On October 18, the United States military defended their airstrikes against Taliban fighters earlier this month, which had alarm bells ringing in insurgent ranks over how the Trump administration is violating the February 2020 Doha peace agreement signed between the two sides.

The letter and spirit of the agreement is now in jeopardy due to what the Taliban believe are gross violations of Afghanistan’s territorial sovereignty and direct support provided to Afghan security forces against the insurgents.

While the Taliban’s activities will always be contentious as spikes in violence reported across the country during the ongoing Intra-Afghan dialogue clearly demonstrate, the implications of violating the Doha peace deal are severe in an already polarized and troubled security environment. The spillover effects of reneging on the peace deal also have regional implications.

Firstly, the ongoing Intra-Afghan dialogue process is already mired with trust deficits and disagreements on key issues such as prisoner swaps and jail breaks and is predicated upon the February 2020 Doha peace deal.

It was agreed in the deal that the Taliban will not launch attacks against American forces from Afghan soil alongside guarantees that a complete withdrawal of foreign forces under a stipulated timeline in the presence of international witnesses will be ensured.

Section F in Part One of the agreement makes it clear that the U.S. will refrain from the threat or the use of force against the territorial integrity and political independence of Afghanistan and will not intervene in its internal affairs.

Airstrikes are hence a clear violation of this, which risks igniting a tinderbox in a country where violence has already wreaked havoc on peace and tranquility efforts and jeopardized the subsequent ongoing intra-Afghan dialogue.

According to Washington’s narrative, airstrikes were launched in response to a major Taliban offensive in the southern Helmand Province which was aimed at capturing its capital, Lashkar Gah. As per Taliban accounts, the group made significant gains against the Afghan security forces in Helmand and the subsequent airstrikes to defeat their offensive were viewed as unwarranted.

This widening trust deficit between the two main stakeholders in the peace deal is taking place amidst widespread violence inflicting immeasurable harm to families in Helmand, with 30,000 people reportedly forced to leave their homes.

The dire humanitarian crisis is festering due to the inability of the Trump administration to honor key provisions of the agreement.

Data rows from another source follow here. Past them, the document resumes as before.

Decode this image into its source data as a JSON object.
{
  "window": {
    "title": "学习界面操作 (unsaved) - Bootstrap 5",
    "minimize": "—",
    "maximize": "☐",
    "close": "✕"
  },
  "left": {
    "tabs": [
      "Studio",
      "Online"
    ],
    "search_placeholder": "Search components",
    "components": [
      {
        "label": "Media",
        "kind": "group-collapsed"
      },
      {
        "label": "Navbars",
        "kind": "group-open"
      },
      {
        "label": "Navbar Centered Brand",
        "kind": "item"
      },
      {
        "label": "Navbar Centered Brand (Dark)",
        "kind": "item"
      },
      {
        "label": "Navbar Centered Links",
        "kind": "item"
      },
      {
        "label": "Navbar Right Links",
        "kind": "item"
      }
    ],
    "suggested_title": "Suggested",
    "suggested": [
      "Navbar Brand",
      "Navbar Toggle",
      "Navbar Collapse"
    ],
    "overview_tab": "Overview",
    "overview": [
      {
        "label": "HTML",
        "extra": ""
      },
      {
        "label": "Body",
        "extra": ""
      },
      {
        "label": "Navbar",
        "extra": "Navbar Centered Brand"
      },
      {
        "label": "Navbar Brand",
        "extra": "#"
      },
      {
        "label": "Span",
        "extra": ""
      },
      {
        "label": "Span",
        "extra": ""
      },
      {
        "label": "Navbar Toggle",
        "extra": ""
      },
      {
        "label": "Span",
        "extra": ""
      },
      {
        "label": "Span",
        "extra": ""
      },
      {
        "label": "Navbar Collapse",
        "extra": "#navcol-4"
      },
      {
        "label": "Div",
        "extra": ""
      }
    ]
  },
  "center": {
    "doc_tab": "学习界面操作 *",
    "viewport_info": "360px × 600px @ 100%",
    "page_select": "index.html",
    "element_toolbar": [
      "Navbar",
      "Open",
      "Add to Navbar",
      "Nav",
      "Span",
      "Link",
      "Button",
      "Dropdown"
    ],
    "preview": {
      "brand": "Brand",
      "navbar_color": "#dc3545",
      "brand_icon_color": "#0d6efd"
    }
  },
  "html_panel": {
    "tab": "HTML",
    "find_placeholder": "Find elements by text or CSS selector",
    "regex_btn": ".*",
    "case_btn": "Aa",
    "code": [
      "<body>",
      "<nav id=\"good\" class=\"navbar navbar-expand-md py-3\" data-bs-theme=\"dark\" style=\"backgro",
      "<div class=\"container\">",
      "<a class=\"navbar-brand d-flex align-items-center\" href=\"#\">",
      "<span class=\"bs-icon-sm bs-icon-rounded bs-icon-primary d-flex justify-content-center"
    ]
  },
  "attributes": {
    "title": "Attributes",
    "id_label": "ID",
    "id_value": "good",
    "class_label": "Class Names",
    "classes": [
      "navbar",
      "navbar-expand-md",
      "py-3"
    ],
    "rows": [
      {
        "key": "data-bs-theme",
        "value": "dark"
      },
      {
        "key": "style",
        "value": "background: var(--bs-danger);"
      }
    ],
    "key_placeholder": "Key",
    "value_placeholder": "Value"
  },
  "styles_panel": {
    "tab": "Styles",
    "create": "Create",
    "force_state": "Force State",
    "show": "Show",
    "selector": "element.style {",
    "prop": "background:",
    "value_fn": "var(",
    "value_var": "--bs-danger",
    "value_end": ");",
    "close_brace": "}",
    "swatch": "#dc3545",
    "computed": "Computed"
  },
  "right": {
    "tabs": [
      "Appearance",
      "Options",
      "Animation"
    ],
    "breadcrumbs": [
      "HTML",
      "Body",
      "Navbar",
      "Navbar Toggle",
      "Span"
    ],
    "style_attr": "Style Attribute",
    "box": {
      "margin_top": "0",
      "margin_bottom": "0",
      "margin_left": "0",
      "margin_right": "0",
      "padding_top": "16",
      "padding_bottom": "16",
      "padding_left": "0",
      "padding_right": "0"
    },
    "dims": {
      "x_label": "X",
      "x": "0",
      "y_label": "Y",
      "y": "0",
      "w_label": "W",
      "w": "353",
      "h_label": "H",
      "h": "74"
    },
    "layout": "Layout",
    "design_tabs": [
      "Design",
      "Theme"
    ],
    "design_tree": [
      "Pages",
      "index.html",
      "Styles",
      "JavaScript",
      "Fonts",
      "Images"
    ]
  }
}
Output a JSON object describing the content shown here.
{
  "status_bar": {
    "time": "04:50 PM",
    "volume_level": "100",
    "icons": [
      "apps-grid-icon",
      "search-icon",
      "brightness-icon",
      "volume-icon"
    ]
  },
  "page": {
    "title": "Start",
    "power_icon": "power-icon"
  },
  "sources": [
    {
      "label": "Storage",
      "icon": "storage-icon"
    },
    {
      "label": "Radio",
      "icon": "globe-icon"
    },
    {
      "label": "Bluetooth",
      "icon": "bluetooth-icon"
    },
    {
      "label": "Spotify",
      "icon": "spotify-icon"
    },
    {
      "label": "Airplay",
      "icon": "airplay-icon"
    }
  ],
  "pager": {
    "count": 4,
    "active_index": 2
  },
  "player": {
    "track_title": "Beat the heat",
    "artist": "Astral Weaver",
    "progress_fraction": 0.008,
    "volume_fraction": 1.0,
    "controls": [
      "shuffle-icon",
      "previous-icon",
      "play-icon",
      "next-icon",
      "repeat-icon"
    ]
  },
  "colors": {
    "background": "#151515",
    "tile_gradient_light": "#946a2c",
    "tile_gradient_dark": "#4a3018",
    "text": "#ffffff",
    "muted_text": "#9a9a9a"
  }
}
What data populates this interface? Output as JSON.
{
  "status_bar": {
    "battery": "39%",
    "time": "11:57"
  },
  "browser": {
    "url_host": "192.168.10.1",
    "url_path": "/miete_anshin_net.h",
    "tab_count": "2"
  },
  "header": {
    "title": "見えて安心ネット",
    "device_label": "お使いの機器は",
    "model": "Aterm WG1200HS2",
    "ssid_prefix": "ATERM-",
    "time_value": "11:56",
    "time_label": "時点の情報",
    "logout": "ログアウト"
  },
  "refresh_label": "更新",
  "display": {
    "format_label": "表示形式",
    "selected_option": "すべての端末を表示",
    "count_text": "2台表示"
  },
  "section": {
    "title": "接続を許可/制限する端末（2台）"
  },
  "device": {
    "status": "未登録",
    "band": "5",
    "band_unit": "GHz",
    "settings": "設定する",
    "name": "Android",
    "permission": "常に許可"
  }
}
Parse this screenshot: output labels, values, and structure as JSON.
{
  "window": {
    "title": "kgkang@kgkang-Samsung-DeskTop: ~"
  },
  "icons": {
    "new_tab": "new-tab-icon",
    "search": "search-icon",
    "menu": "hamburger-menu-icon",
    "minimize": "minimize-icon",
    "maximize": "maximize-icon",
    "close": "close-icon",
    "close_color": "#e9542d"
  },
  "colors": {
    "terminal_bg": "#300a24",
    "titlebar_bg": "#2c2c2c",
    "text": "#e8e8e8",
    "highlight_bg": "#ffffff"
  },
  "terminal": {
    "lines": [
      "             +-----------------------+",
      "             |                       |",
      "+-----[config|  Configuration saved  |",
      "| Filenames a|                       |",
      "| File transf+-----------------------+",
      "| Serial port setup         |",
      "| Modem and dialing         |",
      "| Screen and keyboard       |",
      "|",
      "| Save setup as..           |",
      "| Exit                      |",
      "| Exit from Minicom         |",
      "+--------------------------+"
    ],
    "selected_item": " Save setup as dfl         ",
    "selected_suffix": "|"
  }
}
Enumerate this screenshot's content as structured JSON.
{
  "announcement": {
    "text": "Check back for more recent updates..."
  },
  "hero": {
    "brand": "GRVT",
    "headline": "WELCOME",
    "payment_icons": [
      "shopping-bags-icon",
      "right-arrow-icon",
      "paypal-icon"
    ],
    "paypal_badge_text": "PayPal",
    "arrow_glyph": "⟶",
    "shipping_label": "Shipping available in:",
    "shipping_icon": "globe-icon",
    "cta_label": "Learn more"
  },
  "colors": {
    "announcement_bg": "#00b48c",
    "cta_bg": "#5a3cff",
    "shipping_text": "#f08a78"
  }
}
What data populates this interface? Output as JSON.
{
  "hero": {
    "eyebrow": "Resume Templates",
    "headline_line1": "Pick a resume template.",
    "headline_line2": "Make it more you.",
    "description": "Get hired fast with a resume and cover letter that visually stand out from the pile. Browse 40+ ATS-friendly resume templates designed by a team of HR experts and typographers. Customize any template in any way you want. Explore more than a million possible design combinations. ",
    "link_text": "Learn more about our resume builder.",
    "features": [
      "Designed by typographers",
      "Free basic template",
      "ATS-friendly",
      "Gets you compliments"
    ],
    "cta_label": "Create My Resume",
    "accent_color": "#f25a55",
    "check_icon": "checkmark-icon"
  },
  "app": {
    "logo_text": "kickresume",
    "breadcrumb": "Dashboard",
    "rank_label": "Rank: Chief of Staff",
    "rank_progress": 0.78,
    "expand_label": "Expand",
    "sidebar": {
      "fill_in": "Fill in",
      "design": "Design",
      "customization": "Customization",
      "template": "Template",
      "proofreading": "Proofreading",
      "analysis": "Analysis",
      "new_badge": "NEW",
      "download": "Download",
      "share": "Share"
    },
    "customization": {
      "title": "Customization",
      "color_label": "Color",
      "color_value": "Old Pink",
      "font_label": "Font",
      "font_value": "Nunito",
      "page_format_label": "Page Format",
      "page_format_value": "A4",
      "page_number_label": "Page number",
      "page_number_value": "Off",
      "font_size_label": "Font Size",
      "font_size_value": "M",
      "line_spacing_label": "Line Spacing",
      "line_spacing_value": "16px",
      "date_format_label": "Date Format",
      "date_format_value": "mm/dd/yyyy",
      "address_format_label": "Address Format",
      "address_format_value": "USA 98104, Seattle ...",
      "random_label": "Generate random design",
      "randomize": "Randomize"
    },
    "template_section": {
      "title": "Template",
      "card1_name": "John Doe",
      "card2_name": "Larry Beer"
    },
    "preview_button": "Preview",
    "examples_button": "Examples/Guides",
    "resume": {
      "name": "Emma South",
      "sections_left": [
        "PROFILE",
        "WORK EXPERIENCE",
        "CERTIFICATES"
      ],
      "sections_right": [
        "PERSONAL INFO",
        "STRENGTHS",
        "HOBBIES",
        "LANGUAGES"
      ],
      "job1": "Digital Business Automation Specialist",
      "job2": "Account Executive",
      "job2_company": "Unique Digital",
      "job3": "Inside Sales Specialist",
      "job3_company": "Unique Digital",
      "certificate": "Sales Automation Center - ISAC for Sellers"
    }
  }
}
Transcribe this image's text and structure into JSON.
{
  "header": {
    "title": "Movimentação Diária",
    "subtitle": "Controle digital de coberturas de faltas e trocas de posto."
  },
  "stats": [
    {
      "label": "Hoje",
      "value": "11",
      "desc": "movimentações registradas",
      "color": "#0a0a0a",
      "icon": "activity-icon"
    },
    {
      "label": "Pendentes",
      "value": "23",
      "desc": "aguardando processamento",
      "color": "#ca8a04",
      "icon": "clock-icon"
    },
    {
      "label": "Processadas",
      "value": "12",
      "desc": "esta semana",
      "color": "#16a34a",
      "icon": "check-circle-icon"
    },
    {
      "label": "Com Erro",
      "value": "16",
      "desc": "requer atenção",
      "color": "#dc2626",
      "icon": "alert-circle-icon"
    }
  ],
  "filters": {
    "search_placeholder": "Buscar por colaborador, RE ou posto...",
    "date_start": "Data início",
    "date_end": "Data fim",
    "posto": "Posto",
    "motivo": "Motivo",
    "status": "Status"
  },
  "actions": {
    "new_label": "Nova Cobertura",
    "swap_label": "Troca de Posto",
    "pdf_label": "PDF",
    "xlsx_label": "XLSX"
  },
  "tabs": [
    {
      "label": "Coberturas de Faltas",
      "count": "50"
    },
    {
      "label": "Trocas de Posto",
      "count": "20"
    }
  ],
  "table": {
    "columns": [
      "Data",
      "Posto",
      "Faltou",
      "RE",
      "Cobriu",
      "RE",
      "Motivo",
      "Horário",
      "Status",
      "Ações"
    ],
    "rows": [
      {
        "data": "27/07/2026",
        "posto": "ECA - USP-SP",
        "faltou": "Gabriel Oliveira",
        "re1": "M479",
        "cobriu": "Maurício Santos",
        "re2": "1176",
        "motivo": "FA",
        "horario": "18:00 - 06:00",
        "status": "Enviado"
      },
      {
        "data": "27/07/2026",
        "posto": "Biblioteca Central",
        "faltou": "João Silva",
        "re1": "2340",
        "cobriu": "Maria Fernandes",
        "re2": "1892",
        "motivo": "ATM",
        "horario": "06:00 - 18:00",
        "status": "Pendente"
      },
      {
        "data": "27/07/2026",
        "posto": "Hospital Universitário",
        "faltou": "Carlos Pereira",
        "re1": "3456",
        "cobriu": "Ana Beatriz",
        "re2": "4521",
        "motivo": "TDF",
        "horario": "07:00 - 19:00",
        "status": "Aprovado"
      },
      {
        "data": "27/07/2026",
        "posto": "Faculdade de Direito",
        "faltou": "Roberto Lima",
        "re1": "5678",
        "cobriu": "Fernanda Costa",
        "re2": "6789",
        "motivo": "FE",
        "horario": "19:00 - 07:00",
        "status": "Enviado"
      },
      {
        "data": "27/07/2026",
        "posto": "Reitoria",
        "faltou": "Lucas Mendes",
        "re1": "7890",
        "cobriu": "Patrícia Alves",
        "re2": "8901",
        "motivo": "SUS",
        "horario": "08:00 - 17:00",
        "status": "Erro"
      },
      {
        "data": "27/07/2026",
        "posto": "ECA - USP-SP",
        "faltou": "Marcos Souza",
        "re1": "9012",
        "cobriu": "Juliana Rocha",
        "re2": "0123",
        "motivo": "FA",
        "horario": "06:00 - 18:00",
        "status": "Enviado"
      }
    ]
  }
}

History in Afghanistan is replete with instances where American policymaking has bred skepticism over the exact motivations of key strategies, which acted as justifications for the Taliban to carry out attacks against Afghan civilians, NATO forces and security personnel.

A repeat of the same is likely in the post-Doha peace deal scenario, despite spokesperson for the American forces Sonny Leggett issuing denials that airstrikes are violating the deal. The central issue lies in emboldening a potential peace stakeholder into a violent insurgent group further, in the absence of a credible deterrent on attacks killing thousands of innocent Afghan civilians. Such duality is viewed as hypocritical by several anti-American forces which risks descending the war-torn country into further chaos.

At the same time, the absence of a counter offensive during or in the aftermath of the dialogue process ensures that violence continues unabated in Afghanistan which is a fair argument.

However, there are other strategies that can be mulled over to mitigate tensions, such as dialogues, negotiations and reconciliation efforts to allay the grievances of both the government and the insurgent group for a more inclusive peace settlement. A constructive approach has the potential to allow for non-state actors to cease violence, even if back channel diplomacy efforts are in their nascent stages.

So far, none of these approaches have been pursued, with the U.S. either adopting a hands-off approach to Afghanistan after the Doha peace deal was signed, or pursuing gross intervention by backing one actor at the expense of the other.

Interestingly enough, when the Doha peace deal was initially signed, it marked the absence of the Ashraf Ghani administration as a key stakeholder. Thus, for the Trump administration to justify airstrikes in aid to the very same government is ironic, breeds hostility and promotes suspicion to the detriment of peace.

The Trump administration could do well by not reneging on peace agreements as it has far reaching consequences for the Afghan population, which is both war-fatigued and desirous of a quick resolution to its decades-long conflict.

Otherwise, the aim of sustainable peace and tranquility in the region and beyond will remain elusive with regional prospects of connectivity projects, such as the Belt & Road Initiative, hinging heavily upon the success of the ongoing intra-Afghan dialogue process.

By conducting airstrikes in Helmand Province and aggravating the already tenuous situation in the country, the Trump administration has once again demonstrated that its zero-sum game approach will only prolong tensions instead of resolving them, with the Afghan quagmire very much here to stay.

Author: Hamzah Rifaat Hussain
Editor’s note: The article reflects the author’s opinion only, and not necessarily the views of editorial opinion of Belt & Road News.